I wouldn't be popular in that environment.  I patiently explain why doing it right trumps doing it conveniently, why doing it wrong costs more than doing it right.  And I remind folks that there's ALWAYS time to do things the right way.  Then I outline the plan to remediate the problems and begin correcting them.

Hand-in-hand comes a policy that defines what's acceptable and what's not, and it details why the decisions were made.  That gives you the power to say "no" to poor assumptions based on insufficient knowledge.  It let's you say "no" to bad security practices.  It helps users understand why you said "no" to wireless devices that have no mobility requirements.

Yes, I wouldn't be popular there.  But the network would be more secure, operate more reliably, and be much faster.

And costs would decrease while productivity increased.  It would take a while for griping to go down, but convenience does trump security, speed, reliability, and cost.

Level 16

Yep you always run into that. We are lucky enough to have some pretty good contractors in the area I work in.


I agree, but those decisions are made above me and I tell those that take it up the ladder and they choose to do what is being done.

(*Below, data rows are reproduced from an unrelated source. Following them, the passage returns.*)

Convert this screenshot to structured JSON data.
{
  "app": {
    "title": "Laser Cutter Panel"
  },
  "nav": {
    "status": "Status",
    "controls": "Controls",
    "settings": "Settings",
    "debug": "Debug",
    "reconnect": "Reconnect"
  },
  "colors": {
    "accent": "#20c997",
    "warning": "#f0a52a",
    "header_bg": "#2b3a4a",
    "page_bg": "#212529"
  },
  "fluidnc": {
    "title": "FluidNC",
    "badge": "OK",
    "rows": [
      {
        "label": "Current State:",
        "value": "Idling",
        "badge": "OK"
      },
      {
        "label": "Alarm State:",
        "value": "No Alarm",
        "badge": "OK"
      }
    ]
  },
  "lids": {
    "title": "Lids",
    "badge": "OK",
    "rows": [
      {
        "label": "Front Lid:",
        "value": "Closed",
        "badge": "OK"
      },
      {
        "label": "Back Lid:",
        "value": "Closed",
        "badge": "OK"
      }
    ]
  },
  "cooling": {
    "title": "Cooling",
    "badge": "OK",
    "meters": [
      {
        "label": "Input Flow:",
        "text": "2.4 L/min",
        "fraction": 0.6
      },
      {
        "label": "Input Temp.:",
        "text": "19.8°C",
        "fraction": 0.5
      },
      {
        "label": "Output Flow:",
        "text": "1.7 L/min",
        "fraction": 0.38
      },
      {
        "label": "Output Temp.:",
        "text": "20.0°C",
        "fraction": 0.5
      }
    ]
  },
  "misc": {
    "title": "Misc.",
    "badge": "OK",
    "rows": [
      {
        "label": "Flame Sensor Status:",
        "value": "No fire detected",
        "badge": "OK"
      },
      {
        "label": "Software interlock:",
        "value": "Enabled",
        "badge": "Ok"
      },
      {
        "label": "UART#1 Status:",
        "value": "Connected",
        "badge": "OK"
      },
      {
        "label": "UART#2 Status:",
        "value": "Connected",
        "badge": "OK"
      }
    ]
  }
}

About the Author
Paul Parker, a 25-year information technology industry veteran, and expert in Government. He leads SolarWinds’ efforts to help public sector customers manage the security and performance of their systems by using technology. Parker most recently served as vice president of engineering at Infoblox‘s federal division. Before that, he served in C-level or senior management positions at Ward Solutions, Eagle Alliance and Dynamics Research Corp.